### [Material provided]
··········

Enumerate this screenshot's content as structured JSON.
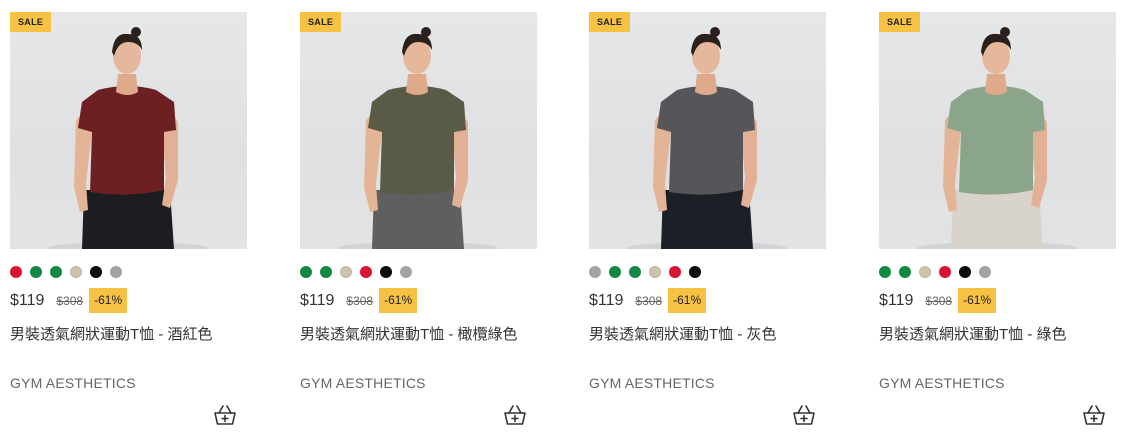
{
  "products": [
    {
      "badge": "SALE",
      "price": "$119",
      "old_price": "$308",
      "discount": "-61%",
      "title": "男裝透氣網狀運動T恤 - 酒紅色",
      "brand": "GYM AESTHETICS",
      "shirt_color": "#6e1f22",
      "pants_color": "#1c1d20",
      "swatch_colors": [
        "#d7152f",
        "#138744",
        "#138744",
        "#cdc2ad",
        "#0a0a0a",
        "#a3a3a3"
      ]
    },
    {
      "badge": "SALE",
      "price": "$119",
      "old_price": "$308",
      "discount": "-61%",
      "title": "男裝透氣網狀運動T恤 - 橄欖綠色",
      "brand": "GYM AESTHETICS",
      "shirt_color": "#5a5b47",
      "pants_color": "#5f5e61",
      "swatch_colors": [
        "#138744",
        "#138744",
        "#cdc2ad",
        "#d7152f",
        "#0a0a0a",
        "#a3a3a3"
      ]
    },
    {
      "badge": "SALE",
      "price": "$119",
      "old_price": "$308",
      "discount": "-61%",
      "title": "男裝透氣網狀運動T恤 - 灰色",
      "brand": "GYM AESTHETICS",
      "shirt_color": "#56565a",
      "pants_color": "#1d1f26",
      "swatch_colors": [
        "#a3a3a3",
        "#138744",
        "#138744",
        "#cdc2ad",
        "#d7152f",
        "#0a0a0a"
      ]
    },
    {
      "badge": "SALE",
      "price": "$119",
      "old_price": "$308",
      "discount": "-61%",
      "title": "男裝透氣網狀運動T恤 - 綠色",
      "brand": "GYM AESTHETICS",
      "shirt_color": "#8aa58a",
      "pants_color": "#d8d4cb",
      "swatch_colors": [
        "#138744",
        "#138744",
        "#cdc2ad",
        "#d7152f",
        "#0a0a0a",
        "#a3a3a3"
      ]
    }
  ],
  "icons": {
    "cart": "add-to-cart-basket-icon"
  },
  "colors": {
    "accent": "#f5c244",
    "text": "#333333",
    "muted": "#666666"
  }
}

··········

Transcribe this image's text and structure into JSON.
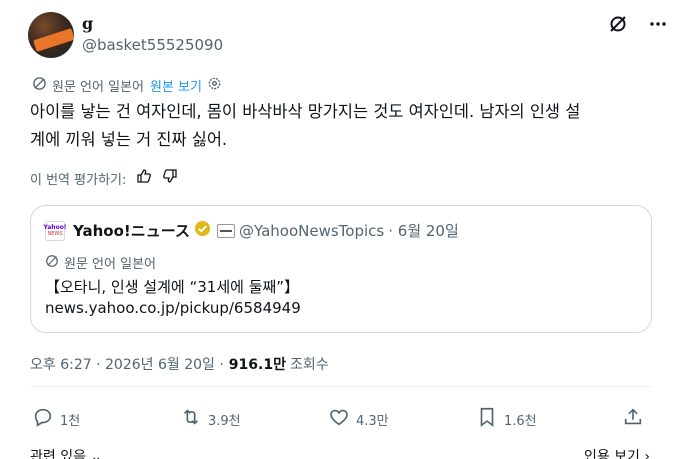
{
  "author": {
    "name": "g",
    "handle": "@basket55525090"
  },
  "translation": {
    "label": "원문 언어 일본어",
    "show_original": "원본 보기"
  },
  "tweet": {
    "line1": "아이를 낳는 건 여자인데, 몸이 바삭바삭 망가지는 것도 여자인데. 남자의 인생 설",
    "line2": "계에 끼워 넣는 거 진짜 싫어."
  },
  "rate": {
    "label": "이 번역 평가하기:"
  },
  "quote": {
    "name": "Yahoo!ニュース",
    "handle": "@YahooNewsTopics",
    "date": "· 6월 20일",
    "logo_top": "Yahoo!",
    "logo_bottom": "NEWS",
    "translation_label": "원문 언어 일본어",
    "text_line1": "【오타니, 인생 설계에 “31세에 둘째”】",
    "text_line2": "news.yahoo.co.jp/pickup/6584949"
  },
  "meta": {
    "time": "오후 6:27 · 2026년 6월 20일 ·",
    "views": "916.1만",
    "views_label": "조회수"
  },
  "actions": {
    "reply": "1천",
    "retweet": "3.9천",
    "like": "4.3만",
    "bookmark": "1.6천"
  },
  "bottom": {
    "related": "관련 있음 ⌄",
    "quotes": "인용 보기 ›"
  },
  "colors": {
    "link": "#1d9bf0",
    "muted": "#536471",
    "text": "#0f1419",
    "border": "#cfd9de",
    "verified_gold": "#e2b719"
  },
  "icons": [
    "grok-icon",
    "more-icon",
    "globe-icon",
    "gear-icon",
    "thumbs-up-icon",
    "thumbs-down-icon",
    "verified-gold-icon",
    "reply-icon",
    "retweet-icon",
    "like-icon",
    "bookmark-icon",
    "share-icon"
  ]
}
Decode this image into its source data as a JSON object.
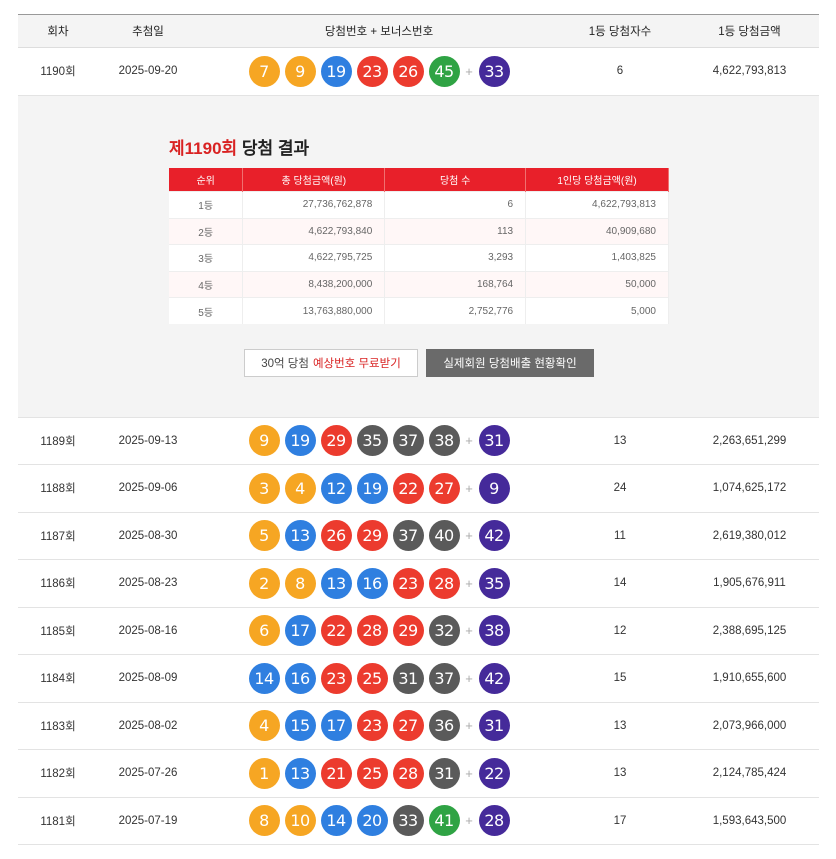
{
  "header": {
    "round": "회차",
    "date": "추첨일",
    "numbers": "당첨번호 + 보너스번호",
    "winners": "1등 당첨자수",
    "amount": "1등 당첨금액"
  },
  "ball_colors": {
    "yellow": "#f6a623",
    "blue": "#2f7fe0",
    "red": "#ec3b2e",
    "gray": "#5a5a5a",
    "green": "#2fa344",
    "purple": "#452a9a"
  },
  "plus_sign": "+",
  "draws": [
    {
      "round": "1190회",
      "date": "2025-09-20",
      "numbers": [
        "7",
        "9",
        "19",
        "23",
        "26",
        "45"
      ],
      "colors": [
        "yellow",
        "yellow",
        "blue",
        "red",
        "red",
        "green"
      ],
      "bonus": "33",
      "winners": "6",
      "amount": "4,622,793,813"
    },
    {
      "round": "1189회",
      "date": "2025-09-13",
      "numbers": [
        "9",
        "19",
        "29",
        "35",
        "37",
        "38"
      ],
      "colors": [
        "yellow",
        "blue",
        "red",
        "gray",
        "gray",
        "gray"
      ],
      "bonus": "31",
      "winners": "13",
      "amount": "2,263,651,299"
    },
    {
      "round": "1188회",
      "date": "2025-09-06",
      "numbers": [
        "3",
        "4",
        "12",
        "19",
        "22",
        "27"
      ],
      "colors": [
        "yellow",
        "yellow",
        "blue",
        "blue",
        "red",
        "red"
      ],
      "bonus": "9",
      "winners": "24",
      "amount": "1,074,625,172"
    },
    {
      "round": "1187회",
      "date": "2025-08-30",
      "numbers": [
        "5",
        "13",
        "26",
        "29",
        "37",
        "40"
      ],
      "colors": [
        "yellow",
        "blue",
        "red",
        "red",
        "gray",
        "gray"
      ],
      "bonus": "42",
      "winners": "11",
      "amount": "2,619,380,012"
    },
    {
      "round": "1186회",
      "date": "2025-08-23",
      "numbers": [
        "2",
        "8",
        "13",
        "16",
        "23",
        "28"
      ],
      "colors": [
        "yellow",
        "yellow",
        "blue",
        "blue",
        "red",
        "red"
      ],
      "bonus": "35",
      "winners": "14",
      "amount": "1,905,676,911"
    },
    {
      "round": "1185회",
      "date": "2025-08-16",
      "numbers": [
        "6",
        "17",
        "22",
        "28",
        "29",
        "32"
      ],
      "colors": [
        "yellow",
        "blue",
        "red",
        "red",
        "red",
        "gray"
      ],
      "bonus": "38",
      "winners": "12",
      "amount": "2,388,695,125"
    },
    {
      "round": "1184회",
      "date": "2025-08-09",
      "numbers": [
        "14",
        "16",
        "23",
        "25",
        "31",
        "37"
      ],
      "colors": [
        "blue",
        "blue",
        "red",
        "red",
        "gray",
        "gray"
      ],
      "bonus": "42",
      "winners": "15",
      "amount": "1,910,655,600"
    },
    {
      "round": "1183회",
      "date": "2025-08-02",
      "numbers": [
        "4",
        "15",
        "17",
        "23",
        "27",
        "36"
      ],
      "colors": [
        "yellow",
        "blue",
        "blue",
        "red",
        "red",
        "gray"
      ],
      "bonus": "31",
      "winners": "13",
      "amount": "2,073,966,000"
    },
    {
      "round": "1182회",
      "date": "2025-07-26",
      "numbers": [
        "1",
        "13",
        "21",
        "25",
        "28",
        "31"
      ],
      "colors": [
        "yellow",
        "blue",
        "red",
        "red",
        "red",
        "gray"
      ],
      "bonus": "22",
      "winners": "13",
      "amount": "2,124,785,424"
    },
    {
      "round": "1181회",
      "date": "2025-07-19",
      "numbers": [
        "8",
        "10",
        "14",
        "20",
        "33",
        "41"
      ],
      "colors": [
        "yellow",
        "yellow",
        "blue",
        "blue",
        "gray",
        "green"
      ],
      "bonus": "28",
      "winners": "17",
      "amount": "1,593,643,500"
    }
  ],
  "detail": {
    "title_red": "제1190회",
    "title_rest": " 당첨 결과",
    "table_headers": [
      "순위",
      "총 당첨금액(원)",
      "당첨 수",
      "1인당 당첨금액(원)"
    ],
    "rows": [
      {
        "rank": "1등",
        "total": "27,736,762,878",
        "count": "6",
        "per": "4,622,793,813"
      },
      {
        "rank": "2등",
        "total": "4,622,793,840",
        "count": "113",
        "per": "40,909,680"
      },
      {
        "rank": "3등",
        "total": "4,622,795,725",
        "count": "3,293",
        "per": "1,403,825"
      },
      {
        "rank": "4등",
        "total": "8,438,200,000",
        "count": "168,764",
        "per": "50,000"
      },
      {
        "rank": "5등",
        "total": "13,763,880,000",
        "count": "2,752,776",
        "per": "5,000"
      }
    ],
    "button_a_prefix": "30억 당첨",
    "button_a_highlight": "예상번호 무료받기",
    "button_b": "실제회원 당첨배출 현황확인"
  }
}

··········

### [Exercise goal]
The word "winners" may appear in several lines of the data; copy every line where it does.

### [Written solution]
    "winners": "1등 당첨자수",
      "winners": "6",
      "winners": "13",
      "winners": "24",
      "winners": "11",
      "winners": "14",
      "winners": "12",
      "winners": "15",
      "winners": "13",
      "winners": "13",
      "winners": "17",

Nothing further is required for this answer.